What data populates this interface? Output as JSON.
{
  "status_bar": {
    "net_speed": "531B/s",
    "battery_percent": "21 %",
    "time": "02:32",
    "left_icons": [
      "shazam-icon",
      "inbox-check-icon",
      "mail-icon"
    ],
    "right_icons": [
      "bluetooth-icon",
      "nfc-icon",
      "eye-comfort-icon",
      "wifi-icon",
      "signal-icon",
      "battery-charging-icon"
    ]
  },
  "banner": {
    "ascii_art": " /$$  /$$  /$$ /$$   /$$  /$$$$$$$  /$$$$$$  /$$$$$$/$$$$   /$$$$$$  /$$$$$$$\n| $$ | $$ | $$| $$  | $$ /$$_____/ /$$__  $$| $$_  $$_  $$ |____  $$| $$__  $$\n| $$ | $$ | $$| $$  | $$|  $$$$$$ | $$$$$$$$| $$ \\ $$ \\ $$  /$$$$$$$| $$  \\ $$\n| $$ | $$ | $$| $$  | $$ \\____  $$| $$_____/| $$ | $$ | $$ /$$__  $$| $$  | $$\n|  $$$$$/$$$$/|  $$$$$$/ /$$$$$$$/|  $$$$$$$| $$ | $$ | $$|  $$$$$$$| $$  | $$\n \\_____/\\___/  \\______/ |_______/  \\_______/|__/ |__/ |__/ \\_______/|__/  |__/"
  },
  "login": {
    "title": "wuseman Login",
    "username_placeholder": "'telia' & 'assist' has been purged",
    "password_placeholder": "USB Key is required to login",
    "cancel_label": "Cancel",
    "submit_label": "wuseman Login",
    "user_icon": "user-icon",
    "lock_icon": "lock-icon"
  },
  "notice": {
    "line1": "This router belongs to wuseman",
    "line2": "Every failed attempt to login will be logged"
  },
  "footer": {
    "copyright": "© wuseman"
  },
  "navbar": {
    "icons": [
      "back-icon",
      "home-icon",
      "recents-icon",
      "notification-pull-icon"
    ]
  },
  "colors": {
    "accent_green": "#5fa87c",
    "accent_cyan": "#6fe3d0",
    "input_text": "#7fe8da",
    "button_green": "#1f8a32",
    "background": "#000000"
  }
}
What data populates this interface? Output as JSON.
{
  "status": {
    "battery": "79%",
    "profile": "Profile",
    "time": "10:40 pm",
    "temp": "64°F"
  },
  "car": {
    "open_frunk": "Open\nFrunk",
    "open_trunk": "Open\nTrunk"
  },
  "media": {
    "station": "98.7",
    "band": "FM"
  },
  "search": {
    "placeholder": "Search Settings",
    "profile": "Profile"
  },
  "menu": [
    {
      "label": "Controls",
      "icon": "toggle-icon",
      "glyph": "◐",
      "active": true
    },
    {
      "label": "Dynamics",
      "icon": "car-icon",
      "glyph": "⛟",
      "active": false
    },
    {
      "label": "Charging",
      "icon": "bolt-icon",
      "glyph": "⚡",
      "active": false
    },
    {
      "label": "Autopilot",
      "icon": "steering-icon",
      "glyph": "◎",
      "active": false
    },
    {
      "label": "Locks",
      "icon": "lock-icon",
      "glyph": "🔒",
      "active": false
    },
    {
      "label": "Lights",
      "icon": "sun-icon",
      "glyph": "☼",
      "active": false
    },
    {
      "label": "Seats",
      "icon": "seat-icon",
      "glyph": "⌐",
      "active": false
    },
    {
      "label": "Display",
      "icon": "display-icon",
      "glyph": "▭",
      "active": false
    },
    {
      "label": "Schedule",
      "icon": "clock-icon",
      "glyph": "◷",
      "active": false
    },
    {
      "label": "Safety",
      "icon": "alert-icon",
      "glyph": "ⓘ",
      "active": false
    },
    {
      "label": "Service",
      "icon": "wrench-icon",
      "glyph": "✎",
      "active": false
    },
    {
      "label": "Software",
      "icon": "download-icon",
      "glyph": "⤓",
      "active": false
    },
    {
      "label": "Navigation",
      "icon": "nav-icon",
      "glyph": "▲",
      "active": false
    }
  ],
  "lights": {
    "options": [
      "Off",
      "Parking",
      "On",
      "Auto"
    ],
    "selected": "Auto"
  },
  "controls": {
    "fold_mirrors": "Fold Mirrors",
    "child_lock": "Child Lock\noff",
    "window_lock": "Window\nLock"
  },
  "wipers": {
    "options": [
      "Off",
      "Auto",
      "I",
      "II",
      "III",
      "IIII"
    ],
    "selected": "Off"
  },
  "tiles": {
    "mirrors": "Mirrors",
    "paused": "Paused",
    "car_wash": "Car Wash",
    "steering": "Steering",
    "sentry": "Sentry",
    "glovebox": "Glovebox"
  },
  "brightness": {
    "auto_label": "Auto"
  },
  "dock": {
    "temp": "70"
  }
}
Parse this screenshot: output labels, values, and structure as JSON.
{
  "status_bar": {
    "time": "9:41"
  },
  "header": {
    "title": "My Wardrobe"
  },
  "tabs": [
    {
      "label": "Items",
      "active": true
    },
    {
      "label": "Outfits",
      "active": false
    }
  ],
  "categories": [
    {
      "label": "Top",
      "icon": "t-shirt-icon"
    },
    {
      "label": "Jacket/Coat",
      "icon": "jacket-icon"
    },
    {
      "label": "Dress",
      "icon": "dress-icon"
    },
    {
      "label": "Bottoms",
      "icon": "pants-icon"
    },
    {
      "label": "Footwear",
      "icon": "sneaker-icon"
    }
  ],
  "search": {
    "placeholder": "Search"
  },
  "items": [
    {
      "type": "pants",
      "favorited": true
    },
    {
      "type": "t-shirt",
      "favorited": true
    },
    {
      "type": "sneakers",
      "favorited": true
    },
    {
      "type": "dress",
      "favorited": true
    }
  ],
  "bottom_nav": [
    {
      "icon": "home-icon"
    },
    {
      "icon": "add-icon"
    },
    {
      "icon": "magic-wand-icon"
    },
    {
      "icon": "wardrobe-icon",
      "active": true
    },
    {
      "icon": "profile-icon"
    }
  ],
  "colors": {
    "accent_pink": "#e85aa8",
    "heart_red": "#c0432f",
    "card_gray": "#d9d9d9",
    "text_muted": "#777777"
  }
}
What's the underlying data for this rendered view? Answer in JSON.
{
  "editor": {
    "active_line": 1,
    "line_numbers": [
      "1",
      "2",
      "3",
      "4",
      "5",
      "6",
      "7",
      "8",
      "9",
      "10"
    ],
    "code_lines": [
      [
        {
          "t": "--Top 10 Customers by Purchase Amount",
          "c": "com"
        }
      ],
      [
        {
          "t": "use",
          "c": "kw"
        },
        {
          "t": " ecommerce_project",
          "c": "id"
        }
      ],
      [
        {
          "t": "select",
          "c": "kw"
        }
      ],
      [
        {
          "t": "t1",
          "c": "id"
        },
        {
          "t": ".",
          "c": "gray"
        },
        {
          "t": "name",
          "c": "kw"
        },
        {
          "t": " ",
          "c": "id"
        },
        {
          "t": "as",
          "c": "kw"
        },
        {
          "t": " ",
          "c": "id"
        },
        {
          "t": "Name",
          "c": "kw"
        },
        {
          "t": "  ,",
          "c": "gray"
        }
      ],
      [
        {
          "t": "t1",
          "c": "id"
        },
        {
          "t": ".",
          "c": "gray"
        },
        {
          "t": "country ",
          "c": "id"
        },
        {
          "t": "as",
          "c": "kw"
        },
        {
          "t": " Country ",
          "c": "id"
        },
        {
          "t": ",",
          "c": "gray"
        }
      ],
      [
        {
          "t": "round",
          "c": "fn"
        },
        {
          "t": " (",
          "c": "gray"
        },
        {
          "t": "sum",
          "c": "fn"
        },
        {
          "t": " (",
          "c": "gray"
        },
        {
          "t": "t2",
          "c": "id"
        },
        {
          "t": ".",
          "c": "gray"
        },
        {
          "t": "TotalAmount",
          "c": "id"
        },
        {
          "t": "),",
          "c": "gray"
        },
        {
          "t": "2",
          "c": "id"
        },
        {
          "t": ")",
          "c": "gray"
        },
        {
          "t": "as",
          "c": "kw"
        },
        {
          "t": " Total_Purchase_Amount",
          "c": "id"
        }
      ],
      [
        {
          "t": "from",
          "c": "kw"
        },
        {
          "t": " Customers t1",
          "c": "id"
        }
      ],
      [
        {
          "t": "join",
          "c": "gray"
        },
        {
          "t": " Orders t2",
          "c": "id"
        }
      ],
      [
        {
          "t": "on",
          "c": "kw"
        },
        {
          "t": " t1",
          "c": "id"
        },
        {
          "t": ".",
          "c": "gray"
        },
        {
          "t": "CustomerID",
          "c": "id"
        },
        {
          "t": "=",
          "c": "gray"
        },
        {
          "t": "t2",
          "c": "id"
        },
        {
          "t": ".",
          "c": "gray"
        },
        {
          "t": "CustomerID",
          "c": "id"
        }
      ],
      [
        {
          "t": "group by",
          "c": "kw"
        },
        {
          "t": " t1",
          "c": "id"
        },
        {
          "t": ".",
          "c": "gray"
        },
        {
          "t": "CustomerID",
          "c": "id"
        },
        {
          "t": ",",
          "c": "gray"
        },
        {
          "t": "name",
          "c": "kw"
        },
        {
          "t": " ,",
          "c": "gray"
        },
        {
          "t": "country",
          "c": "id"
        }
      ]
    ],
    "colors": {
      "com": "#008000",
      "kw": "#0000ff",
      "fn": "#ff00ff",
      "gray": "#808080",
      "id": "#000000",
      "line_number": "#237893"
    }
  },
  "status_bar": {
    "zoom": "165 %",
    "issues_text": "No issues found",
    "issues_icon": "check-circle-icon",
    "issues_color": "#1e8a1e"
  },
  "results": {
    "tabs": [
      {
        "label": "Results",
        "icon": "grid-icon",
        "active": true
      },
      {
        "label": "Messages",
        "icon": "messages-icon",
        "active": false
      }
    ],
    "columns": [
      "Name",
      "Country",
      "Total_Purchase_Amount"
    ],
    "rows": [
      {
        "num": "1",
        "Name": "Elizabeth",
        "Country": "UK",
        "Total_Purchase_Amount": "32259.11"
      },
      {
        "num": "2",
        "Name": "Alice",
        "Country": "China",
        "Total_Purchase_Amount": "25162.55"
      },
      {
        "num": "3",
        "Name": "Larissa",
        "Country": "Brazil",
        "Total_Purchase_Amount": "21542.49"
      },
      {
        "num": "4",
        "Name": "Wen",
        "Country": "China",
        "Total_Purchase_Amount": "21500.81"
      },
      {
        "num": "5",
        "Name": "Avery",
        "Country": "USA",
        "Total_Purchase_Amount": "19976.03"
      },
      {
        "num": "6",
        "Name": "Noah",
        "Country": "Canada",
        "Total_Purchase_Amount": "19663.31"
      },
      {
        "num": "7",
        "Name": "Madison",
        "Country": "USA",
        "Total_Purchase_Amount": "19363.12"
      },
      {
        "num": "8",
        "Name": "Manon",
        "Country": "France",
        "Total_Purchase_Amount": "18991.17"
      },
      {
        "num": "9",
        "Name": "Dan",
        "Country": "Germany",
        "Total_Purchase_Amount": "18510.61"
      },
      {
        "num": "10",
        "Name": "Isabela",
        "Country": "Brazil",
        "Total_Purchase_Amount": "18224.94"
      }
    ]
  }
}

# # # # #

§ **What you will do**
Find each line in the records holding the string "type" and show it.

§ **Answer below**
      "type": "pants",
      "type": "t-shirt",
      "type": "sneakers",
      "type": "dress",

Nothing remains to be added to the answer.